[TASK TO COMPLETE]:
Across the records below, how many lines include the string "timestamp"? State the number and nothing more.

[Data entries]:
=====

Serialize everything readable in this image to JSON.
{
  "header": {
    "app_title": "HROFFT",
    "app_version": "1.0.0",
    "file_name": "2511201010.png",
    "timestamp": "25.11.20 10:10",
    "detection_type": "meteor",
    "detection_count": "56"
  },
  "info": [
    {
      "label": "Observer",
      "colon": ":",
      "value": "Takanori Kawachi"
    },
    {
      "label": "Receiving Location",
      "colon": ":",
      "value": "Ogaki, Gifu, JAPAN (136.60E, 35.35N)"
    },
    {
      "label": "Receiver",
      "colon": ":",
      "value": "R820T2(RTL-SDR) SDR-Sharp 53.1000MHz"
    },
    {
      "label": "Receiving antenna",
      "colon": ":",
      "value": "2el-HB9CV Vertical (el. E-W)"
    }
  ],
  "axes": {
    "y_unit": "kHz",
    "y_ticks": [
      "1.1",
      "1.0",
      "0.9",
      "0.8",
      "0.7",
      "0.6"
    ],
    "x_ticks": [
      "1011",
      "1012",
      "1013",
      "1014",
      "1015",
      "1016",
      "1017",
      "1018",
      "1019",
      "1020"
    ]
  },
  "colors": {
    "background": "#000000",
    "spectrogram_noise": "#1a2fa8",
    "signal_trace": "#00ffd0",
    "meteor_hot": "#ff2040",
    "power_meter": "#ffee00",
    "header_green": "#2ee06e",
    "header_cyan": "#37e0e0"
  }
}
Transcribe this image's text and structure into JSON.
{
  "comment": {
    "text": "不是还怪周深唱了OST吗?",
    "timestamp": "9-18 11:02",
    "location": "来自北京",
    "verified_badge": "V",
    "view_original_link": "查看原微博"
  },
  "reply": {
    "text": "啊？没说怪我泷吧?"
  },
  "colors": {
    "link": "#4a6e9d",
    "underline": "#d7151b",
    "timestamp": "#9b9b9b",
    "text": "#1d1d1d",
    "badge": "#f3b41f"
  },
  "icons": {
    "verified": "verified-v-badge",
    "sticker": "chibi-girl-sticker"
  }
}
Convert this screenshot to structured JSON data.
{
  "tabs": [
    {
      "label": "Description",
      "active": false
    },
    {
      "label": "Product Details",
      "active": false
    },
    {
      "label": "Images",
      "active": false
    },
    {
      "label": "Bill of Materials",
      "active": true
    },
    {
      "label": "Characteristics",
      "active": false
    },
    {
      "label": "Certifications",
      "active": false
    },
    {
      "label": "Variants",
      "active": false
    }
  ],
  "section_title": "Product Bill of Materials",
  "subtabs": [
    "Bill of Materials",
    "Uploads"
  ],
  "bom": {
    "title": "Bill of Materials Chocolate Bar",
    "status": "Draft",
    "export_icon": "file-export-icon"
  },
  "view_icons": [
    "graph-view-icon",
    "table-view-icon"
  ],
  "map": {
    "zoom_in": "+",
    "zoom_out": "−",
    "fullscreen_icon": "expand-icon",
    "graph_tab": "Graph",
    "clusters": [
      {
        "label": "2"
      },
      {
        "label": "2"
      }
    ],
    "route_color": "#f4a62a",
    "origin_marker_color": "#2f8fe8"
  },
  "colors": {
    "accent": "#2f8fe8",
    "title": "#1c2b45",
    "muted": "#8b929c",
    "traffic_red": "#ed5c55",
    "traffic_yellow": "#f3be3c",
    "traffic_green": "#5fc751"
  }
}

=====

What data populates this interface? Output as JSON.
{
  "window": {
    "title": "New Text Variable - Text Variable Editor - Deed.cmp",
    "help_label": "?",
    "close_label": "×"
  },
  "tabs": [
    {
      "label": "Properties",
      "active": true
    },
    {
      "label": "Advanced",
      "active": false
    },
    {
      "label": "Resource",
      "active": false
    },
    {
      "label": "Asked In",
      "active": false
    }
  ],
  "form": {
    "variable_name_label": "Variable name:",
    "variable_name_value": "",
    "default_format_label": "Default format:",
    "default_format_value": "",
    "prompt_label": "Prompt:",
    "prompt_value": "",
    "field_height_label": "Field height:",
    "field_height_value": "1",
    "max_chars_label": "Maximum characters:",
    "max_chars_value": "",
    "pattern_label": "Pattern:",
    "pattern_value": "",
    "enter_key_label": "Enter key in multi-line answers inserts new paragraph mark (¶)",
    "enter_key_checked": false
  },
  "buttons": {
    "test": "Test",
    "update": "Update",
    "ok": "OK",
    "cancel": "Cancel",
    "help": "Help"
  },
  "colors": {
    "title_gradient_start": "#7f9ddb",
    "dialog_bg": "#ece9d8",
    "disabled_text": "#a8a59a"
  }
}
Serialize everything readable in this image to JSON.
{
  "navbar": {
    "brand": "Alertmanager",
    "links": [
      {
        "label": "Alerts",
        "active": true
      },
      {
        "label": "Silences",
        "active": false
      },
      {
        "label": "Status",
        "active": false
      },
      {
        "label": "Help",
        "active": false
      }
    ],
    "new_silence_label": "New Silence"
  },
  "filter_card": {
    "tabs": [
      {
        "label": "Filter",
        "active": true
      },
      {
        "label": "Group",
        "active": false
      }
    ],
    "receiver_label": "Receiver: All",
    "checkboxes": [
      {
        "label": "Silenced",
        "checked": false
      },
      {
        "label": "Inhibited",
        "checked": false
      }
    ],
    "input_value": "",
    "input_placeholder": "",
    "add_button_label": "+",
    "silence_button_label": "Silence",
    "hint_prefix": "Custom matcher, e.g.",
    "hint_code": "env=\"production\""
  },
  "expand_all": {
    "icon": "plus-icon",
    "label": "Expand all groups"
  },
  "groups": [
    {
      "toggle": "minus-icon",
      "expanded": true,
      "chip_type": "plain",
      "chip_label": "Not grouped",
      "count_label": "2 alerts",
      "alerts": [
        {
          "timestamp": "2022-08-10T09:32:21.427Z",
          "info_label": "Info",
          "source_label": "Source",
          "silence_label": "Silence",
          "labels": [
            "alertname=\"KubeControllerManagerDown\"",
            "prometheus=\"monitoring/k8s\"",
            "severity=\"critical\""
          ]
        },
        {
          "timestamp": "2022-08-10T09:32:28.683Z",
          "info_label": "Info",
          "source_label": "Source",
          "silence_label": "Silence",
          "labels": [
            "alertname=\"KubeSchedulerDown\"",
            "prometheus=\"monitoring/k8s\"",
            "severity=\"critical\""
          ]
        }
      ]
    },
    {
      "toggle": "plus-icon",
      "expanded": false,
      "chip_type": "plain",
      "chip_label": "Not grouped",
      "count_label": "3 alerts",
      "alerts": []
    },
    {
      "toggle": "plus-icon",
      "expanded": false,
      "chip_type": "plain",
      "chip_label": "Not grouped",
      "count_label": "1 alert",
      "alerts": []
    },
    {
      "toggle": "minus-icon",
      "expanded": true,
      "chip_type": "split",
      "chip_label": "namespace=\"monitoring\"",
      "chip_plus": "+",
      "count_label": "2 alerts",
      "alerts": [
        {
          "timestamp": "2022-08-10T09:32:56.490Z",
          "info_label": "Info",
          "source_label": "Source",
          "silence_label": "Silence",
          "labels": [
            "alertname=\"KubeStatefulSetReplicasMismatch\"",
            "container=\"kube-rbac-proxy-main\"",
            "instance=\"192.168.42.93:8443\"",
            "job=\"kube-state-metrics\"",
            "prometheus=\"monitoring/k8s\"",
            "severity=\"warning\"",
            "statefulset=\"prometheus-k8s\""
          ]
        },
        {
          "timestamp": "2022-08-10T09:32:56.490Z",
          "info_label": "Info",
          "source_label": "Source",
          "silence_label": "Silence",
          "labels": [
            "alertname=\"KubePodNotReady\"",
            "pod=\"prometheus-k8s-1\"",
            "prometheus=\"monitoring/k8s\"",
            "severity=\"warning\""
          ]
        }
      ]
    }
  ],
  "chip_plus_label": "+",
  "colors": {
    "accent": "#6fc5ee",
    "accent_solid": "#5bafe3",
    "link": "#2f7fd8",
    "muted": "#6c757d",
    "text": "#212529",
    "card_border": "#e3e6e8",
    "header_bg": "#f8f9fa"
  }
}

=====

[YOUR SOLUTION]:
7